Sunday, May 5, 2013

The 'Fighter Arcade' Genre


So, where have I gone to for these past few weeks? Among other things, I've been playing videogames until my thumbs are sore. Beating the main plot of Assassins Creed III, seeing how long I can stand the cutesyness of Mario Galaxy, putting my pokemon through their daily training regime, and, last but never least, busting out my repertoire of fighting games in honor of this year's fighting genre lineup.

Though I don't have the funds, (or, to be honest, the want) to pop pout and buy Infinite: Gods Among Us, I am perfectly happy with my collection of fighters at home. While many gamers are not particularly close to this genre of gaming, mostly due to it's lacking ability to pull of anything more unique than an 'I punch you, you punch me' scheme, I often find myself wrapped up so tightly in the vs. and vs. idea that I'll lose several hours a day when I go and pick up the games. I believe it's because I enjoy the simplicity of the gameplay. Where as some games and their mechanics can boggle a players mind in no less than fifteen minutes, fighters have the amazing ability to do just the opposite. Sure, many people say that the repetitive motions and button smashing can get boring, but fighters are practically where the original idea of 'button mashing' even came from, and to this day rubbing your face across the controller is almost guaranteed to win you the fight more often than accurately executing your own final move will. Speaking of such smashing, I can guarantee that such a technique will only work against your friends, and not the game CPU, which is one of the only reason fighters still exist, for the multiplayer.

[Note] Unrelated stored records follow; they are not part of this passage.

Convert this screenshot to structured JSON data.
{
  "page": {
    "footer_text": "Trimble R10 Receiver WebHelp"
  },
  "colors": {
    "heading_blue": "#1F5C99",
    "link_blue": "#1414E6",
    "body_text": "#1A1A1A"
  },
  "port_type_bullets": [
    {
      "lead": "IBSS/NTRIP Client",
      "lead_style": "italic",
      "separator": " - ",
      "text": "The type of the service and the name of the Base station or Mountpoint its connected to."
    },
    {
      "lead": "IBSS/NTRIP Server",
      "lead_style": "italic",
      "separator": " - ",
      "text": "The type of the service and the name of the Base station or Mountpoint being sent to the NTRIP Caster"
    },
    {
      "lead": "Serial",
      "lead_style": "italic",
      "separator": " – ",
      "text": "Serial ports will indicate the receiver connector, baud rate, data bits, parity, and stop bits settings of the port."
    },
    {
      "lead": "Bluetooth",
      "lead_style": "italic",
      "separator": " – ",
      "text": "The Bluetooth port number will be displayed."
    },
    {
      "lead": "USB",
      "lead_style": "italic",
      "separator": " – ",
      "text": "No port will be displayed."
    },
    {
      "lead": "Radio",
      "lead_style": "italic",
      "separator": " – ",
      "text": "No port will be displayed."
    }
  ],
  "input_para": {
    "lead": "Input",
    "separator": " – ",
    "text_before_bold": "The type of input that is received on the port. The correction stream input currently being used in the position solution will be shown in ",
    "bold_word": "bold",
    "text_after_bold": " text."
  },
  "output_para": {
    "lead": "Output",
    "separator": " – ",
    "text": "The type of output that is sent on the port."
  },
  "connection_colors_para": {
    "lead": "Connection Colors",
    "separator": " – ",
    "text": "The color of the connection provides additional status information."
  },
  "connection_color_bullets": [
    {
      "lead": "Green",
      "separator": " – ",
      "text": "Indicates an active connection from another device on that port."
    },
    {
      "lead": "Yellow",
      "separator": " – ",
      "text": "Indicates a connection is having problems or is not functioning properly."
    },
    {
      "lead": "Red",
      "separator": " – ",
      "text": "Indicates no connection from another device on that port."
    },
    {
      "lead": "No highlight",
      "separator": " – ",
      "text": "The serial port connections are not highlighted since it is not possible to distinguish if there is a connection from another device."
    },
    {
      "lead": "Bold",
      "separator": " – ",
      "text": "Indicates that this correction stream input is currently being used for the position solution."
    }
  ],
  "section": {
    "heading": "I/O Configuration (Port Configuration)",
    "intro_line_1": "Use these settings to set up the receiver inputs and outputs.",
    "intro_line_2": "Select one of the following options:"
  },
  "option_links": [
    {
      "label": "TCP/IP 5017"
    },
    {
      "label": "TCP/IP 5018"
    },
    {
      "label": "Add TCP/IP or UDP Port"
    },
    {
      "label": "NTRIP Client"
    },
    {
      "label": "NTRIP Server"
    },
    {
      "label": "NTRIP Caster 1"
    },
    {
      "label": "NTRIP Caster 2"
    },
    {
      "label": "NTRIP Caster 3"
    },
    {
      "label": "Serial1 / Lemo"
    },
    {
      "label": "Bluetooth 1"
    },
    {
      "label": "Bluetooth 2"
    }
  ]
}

Unlike MMO's and modern shooters, the fighting genre often requires your friend to be sitting beside you in the room to play the game, which I much prefer to the babble and confusion to online multilayer. There's just something special about being able to see your friend's face after you super-smash them to victory. Sure, you can only have two or four players for the majority of fighters, but you know what they say about three being a crowd. Still, it can be a drag playing in a party if one person has never held a gaming controller in their life, or even yet, if they can't figure out how to chain together the first in a string of light punches. But, remember what I said earlier, about button mashing actually being effective? Truth is, while some fighters do require a certain degree of skill to play, some people hold just the right amount of natural skill to pull out a victory and surprise everyone in a room.

All of that being said, if you've never gotten into fighters, but for some strange reason want to pick one up either for a party's sake, or just for the S and G, then try your best to seek out the more foreign branches of the games, such as Guilty Gear or Blaze Blue. If you can't find anything of the sort, seek out the oldest titles you can of the more popular series, such as Mortal Kombat or Soul Calibur (as, there is a reason they have been around for so long). And, last but probably my best piece of advise, if you're just learning how the fighting genre works, or looking for a simplistic, but fun game, head out and get my favorite game that falls under this genre: Super Smash Bros., from Nintendo. Whatever you may end up with, good luck, and may the best fighter win!

No comments:

Post a Comment